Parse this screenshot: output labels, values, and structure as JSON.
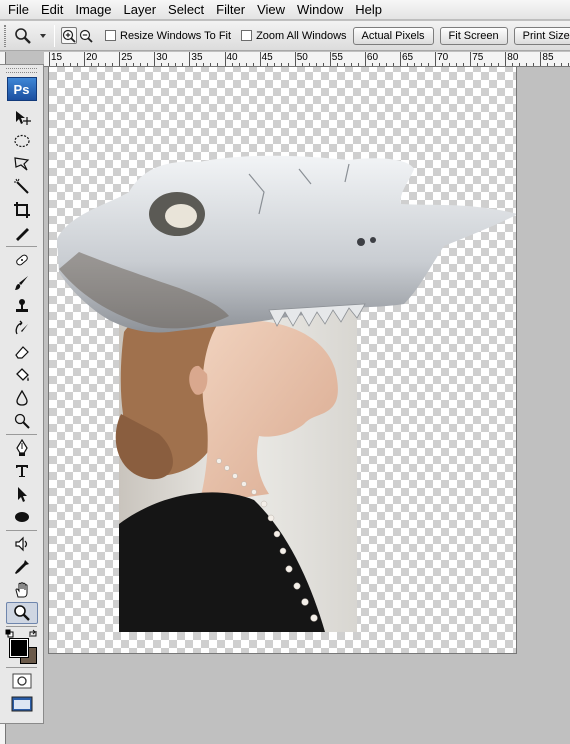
{
  "menu": [
    "File",
    "Edit",
    "Image",
    "Layer",
    "Select",
    "Filter",
    "View",
    "Window",
    "Help"
  ],
  "options": {
    "resize_label": "Resize Windows To Fit",
    "zoom_all_label": "Zoom All Windows",
    "actual_pixels": "Actual Pixels",
    "fit_screen": "Fit Screen",
    "print_size": "Print Size"
  },
  "ruler": {
    "labels": [
      "15",
      "20",
      "25",
      "30",
      "35",
      "40",
      "45",
      "50",
      "55",
      "60",
      "65",
      "70",
      "75",
      "80",
      "85"
    ]
  },
  "toolbox": {
    "logo": "Ps",
    "tools": [
      "move-tool",
      "marquee-tool",
      "lasso-tool",
      "magic-wand-tool",
      "crop-tool",
      "slice-tool",
      "healing-brush-tool",
      "brush-tool",
      "clone-stamp-tool",
      "history-brush-tool",
      "eraser-tool",
      "paint-bucket-tool",
      "blur-tool",
      "dodge-tool",
      "pen-tool",
      "type-tool",
      "path-selection-tool",
      "shape-tool",
      "notes-tool",
      "eyedropper-tool",
      "hand-tool",
      "zoom-tool"
    ],
    "active_tool": "zoom-tool",
    "foreground_color": "#000000",
    "background_color": "#6b5a4a"
  },
  "colors": {
    "checker": "#cfcfcf",
    "workspace": "#c0c0c0"
  }
}
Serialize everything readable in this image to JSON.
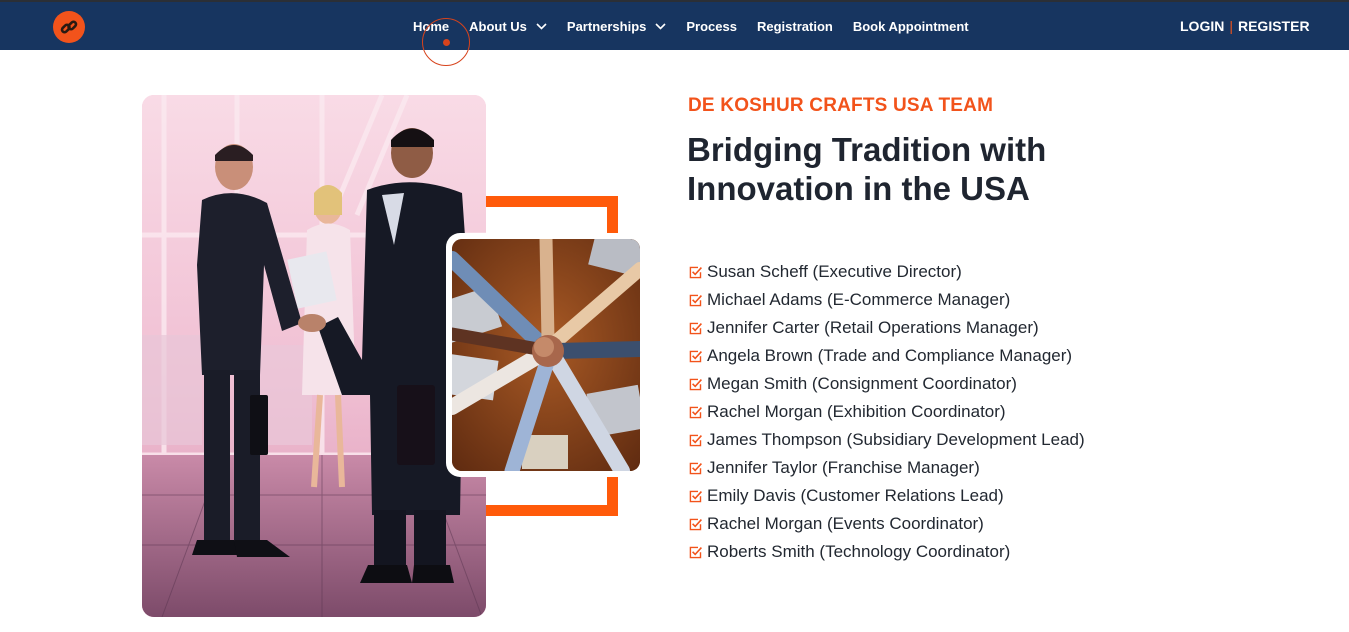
{
  "nav": {
    "logo_icon": "link-chain-icon",
    "items": [
      {
        "label": "Home",
        "has_dropdown": false
      },
      {
        "label": "About Us",
        "has_dropdown": true
      },
      {
        "label": "Partnerships",
        "has_dropdown": true
      },
      {
        "label": "Process",
        "has_dropdown": false
      },
      {
        "label": "Registration",
        "has_dropdown": false
      },
      {
        "label": "Book Appointment",
        "has_dropdown": false
      }
    ],
    "login": "LOGIN",
    "separator": "|",
    "register": "REGISTER"
  },
  "section": {
    "eyebrow": "DE KOSHUR CRAFTS USA TEAM",
    "heading": "Bridging Tradition with Innovation in the USA",
    "members": [
      "Susan Scheff (Executive Director)",
      "Michael Adams (E-Commerce Manager)",
      "Jennifer Carter (Retail Operations Manager)",
      "Angela Brown (Trade and Compliance Manager)",
      "Megan Smith (Consignment Coordinator)",
      "Rachel Morgan (Exhibition Coordinator)",
      "James Thompson (Subsidiary Development Lead)",
      "Jennifer Taylor (Franchise Manager)",
      "Emily Davis (Customer Relations Lead)",
      "Rachel Morgan (Events Coordinator)",
      "Roberts Smith (Technology Coordinator)"
    ]
  },
  "images": {
    "hero": "business-handshake-photo",
    "inset": "team-hands-stacked-photo"
  },
  "colors": {
    "navbar": "#173560",
    "accent": "#f2531b",
    "frame": "#ff5a0a",
    "heading": "#1f2530"
  }
}
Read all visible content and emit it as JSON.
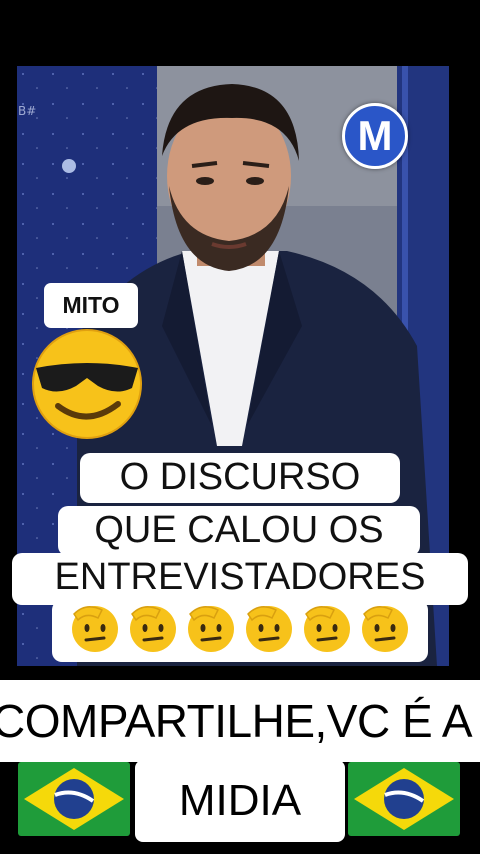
{
  "video": {
    "channel_badge": "M",
    "corner_tag": "B#"
  },
  "sticker": {
    "label": "MITO",
    "emoji_icon": "smiling-face-with-sunglasses-icon"
  },
  "caption": {
    "line1": "O DISCURSO",
    "line2": "QUE CALOU OS",
    "line3": "ENTREVISTADORES",
    "emoji_icon": "saluting-face-icon",
    "emoji_count": 6
  },
  "banner": {
    "text": "COMPARTILHE,VC É A",
    "line2": "MIDIA",
    "flag_icon": "brazil-flag-icon"
  },
  "colors": {
    "background": "#000000",
    "studio_blue": "#1c2a5e",
    "badge_blue": "#2a56c8",
    "flag_green": "#1f9c3a",
    "flag_yellow": "#f5d90a",
    "flag_blue": "#21408f"
  }
}
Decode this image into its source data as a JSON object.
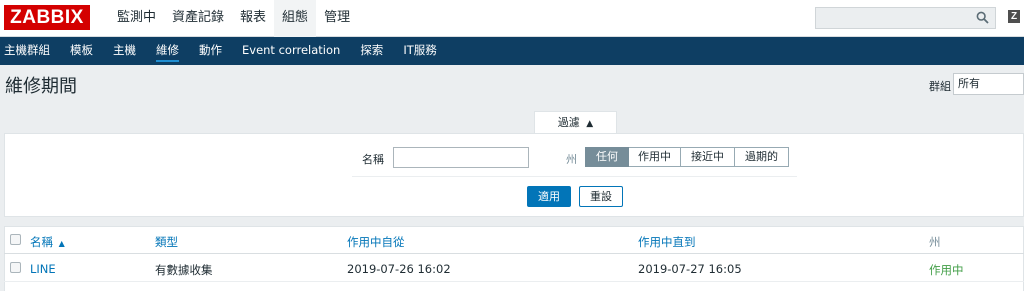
{
  "app": {
    "logo": "ZABBIX"
  },
  "main_menu": [
    "監測中",
    "資產記錄",
    "報表",
    "組態",
    "管理"
  ],
  "sub_menu": [
    "主機群組",
    "模板",
    "主機",
    "維修",
    "動作",
    "Event correlation",
    "探索",
    "IT服務"
  ],
  "page": {
    "title": "維修期間",
    "group_label": "群組",
    "group_value": "所有"
  },
  "search": {
    "placeholder": ""
  },
  "filter": {
    "tab_label": "過濾",
    "tab_arrow": "▲",
    "name_label": "名稱",
    "name_value": "",
    "state_label": "州",
    "state_options": [
      "任何",
      "作用中",
      "接近中",
      "過期的"
    ],
    "state_selected": "任何",
    "apply_label": "適用",
    "reset_label": "重設"
  },
  "table": {
    "columns": [
      "名稱",
      "類型",
      "作用中自從",
      "作用中直到",
      "州"
    ],
    "sort_arrow": "▲",
    "rows": [
      {
        "name": "LINE",
        "type": "有數據收集",
        "active_since": "2019-07-26 16:02",
        "active_till": "2019-07-27 16:05",
        "state": "作用中"
      }
    ]
  },
  "colors": {
    "brand": "#d40000",
    "nav": "#0e3e63",
    "link": "#0275b8",
    "active_state": "#429e47"
  }
}
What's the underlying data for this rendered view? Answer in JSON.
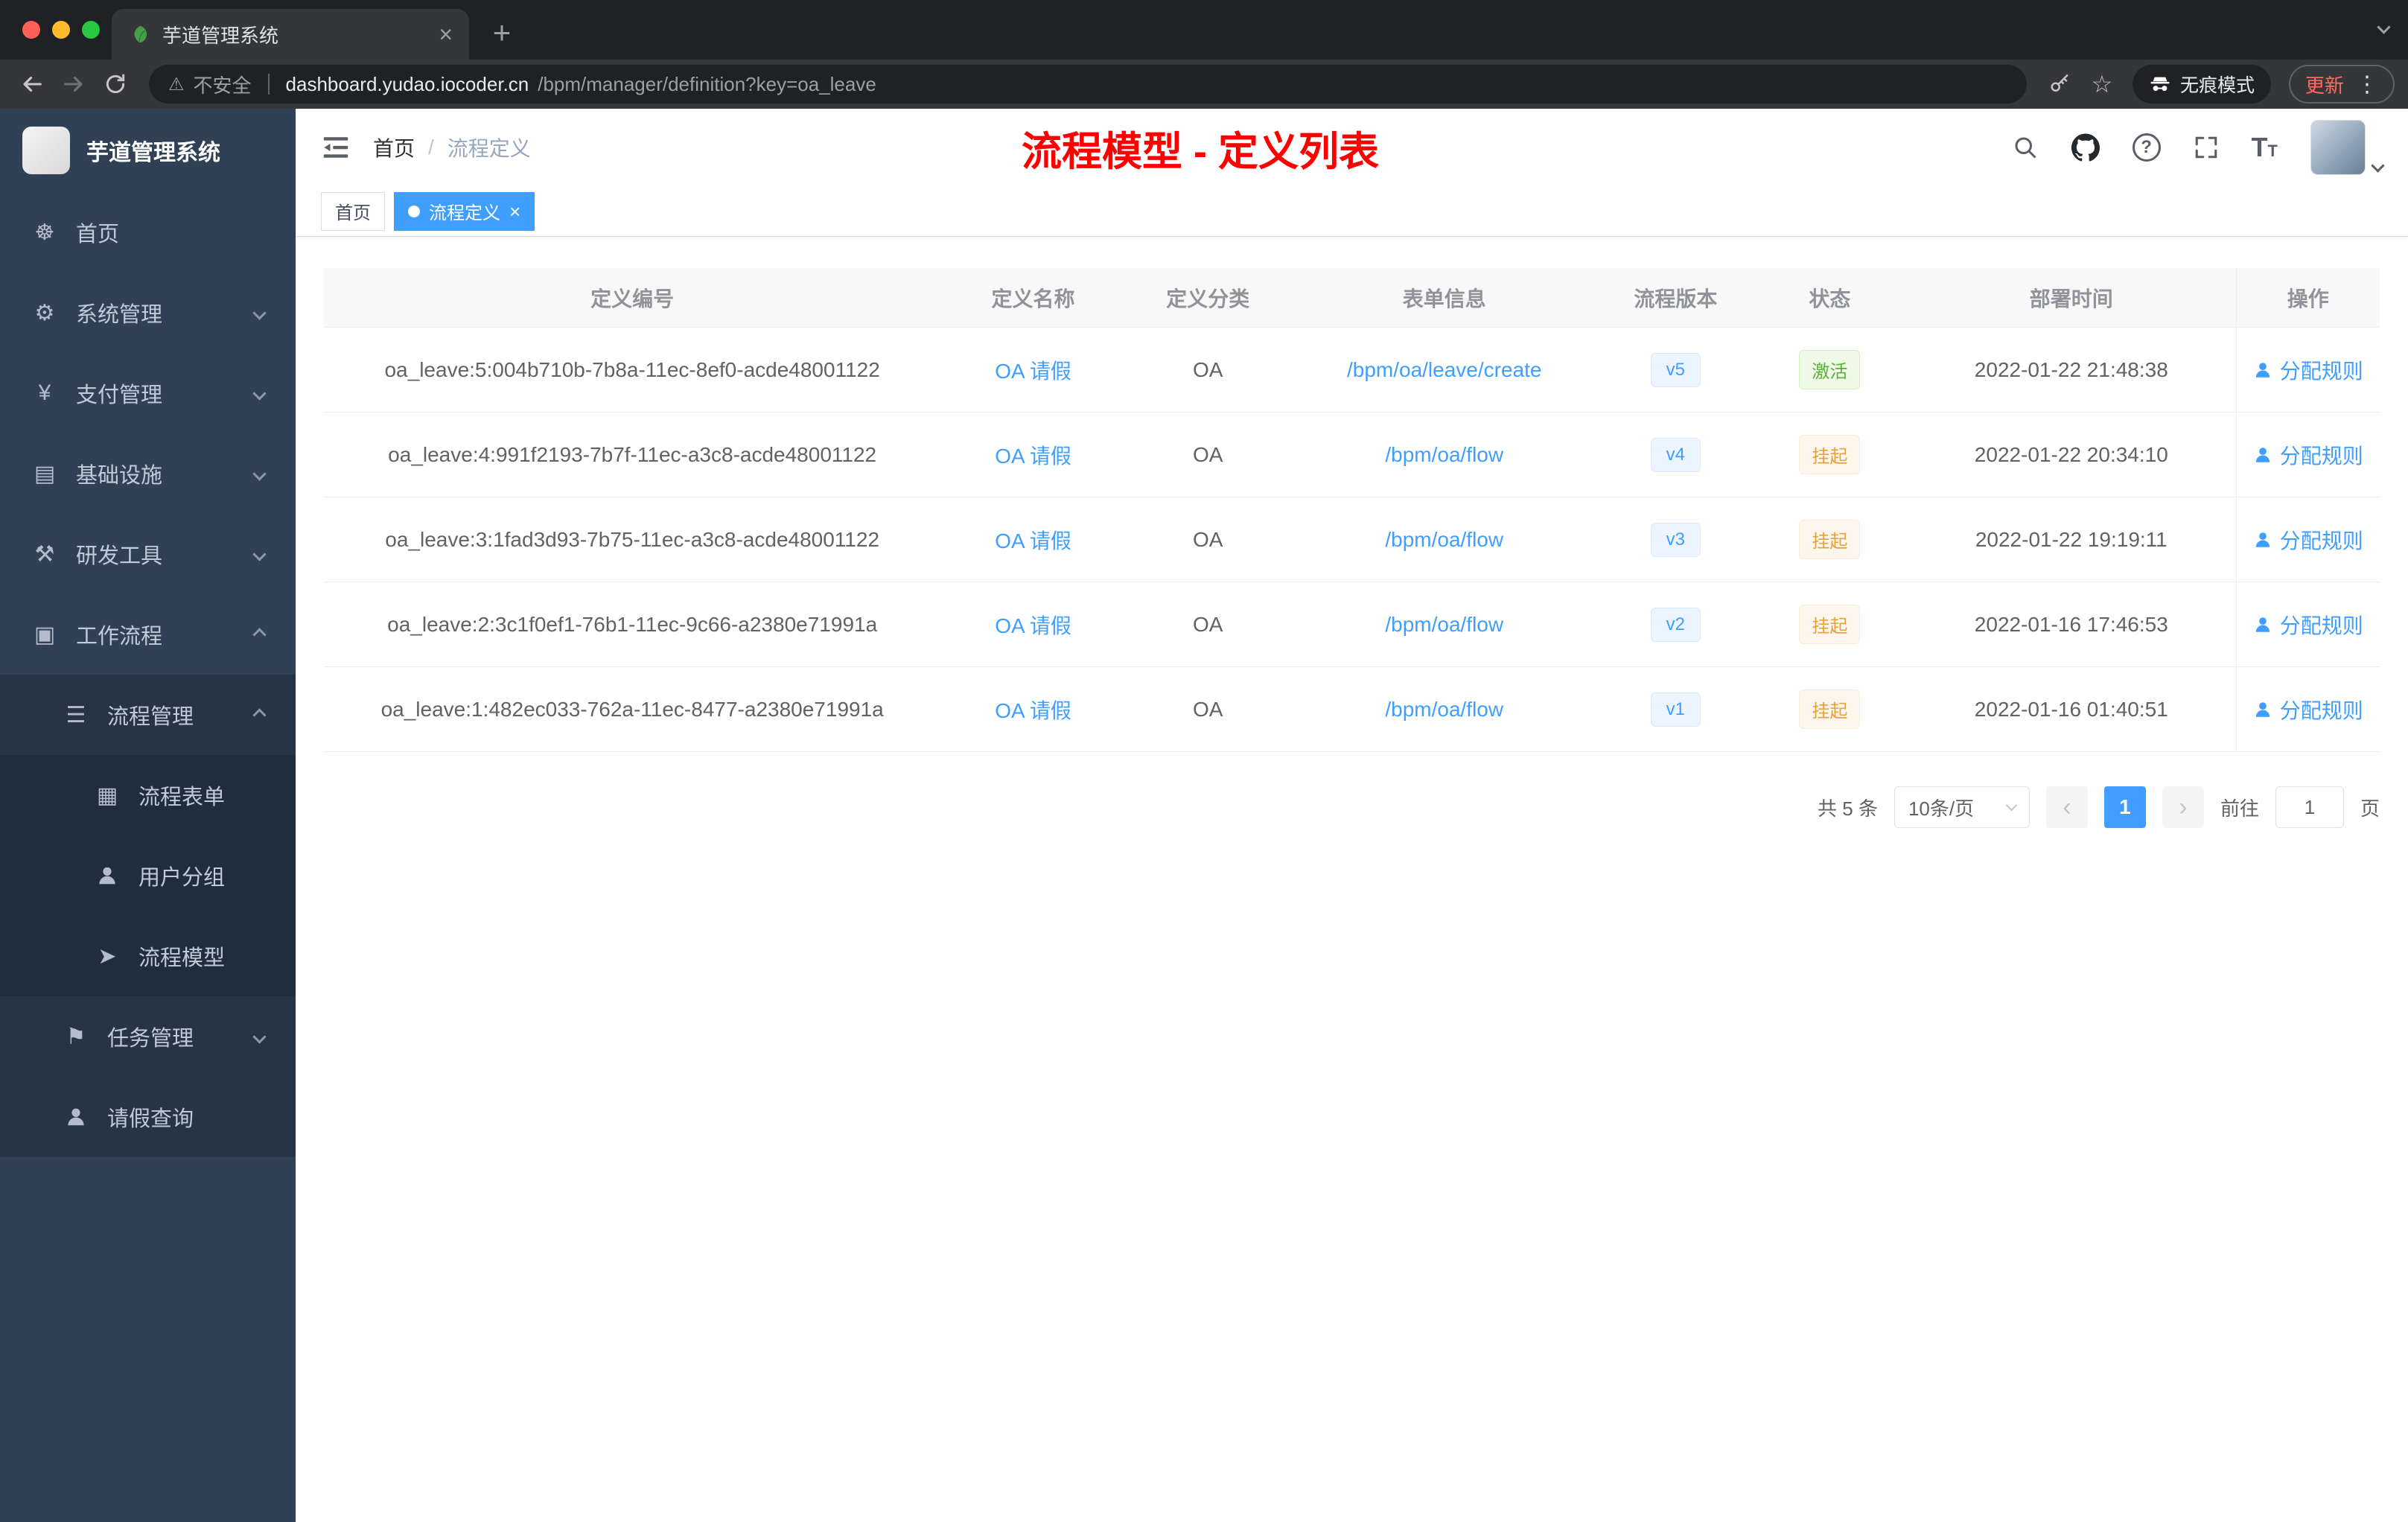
{
  "browser": {
    "tab_title": "芋道管理系统",
    "not_secure": "不安全",
    "url_host": "dashboard.yudao.iocoder.cn",
    "url_path": "/bpm/manager/definition?key=oa_leave",
    "incognito": "无痕模式",
    "update": "更新"
  },
  "sidebar": {
    "logo_title": "芋道管理系统",
    "menu": [
      {
        "label": "首页",
        "icon": "dashboard-icon",
        "level": 1
      },
      {
        "label": "系统管理",
        "icon": "gear-icon",
        "level": 1,
        "arrow": "down"
      },
      {
        "label": "支付管理",
        "icon": "yen-icon",
        "level": 1,
        "arrow": "down"
      },
      {
        "label": "基础设施",
        "icon": "infrastructure-icon",
        "level": 1,
        "arrow": "down"
      },
      {
        "label": "研发工具",
        "icon": "devtools-icon",
        "level": 1,
        "arrow": "down"
      },
      {
        "label": "工作流程",
        "icon": "workflow-icon",
        "level": 1,
        "arrow": "up"
      },
      {
        "label": "流程管理",
        "icon": "process-list-icon",
        "level": 2,
        "arrow": "up"
      },
      {
        "label": "流程表单",
        "icon": "form-icon",
        "level": 3
      },
      {
        "label": "用户分组",
        "icon": "user-group-icon",
        "level": 3
      },
      {
        "label": "流程模型",
        "icon": "send-icon",
        "level": 3
      },
      {
        "label": "任务管理",
        "icon": "task-icon",
        "level": 2,
        "arrow": "down"
      },
      {
        "label": "请假查询",
        "icon": "user-icon",
        "level": 2
      }
    ]
  },
  "header": {
    "breadcrumb": [
      "首页",
      "流程定义"
    ],
    "page_title": "流程模型 - 定义列表"
  },
  "tags": [
    {
      "label": "首页",
      "active": false
    },
    {
      "label": "流程定义",
      "active": true,
      "closable": true
    }
  ],
  "table": {
    "columns": [
      "定义编号",
      "定义名称",
      "定义分类",
      "表单信息",
      "流程版本",
      "状态",
      "部署时间",
      "操作"
    ],
    "rows": [
      {
        "id": "oa_leave:5:004b710b-7b8a-11ec-8ef0-acde48001122",
        "name": "OA 请假",
        "category": "OA",
        "form": "/bpm/oa/leave/create",
        "version": "v5",
        "status": "激活",
        "status_type": "success",
        "deployed_at": "2022-01-22 21:48:38",
        "action": "分配规则"
      },
      {
        "id": "oa_leave:4:991f2193-7b7f-11ec-a3c8-acde48001122",
        "name": "OA 请假",
        "category": "OA",
        "form": "/bpm/oa/flow",
        "version": "v4",
        "status": "挂起",
        "status_type": "warning",
        "deployed_at": "2022-01-22 20:34:10",
        "action": "分配规则"
      },
      {
        "id": "oa_leave:3:1fad3d93-7b75-11ec-a3c8-acde48001122",
        "name": "OA 请假",
        "category": "OA",
        "form": "/bpm/oa/flow",
        "version": "v3",
        "status": "挂起",
        "status_type": "warning",
        "deployed_at": "2022-01-22 19:19:11",
        "action": "分配规则"
      },
      {
        "id": "oa_leave:2:3c1f0ef1-76b1-11ec-9c66-a2380e71991a",
        "name": "OA 请假",
        "category": "OA",
        "form": "/bpm/oa/flow",
        "version": "v2",
        "status": "挂起",
        "status_type": "warning",
        "deployed_at": "2022-01-16 17:46:53",
        "action": "分配规则"
      },
      {
        "id": "oa_leave:1:482ec033-762a-11ec-8477-a2380e71991a",
        "name": "OA 请假",
        "category": "OA",
        "form": "/bpm/oa/flow",
        "version": "v1",
        "status": "挂起",
        "status_type": "warning",
        "deployed_at": "2022-01-16 01:40:51",
        "action": "分配规则"
      }
    ]
  },
  "pagination": {
    "total": "共 5 条",
    "page_size": "10条/页",
    "current": "1",
    "goto": "前往",
    "goto_value": "1",
    "unit": "页"
  }
}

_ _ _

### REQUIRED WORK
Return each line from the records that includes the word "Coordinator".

### RESULT OF THE EXERCISE
      "Megan Smith (Consignment Coordinator)",
      "Rachel Morgan (Exhibition Coordinator)",
      "Rachel Morgan (Events Coordinator)",
      "Roberts Smith (Technology Coordinator)"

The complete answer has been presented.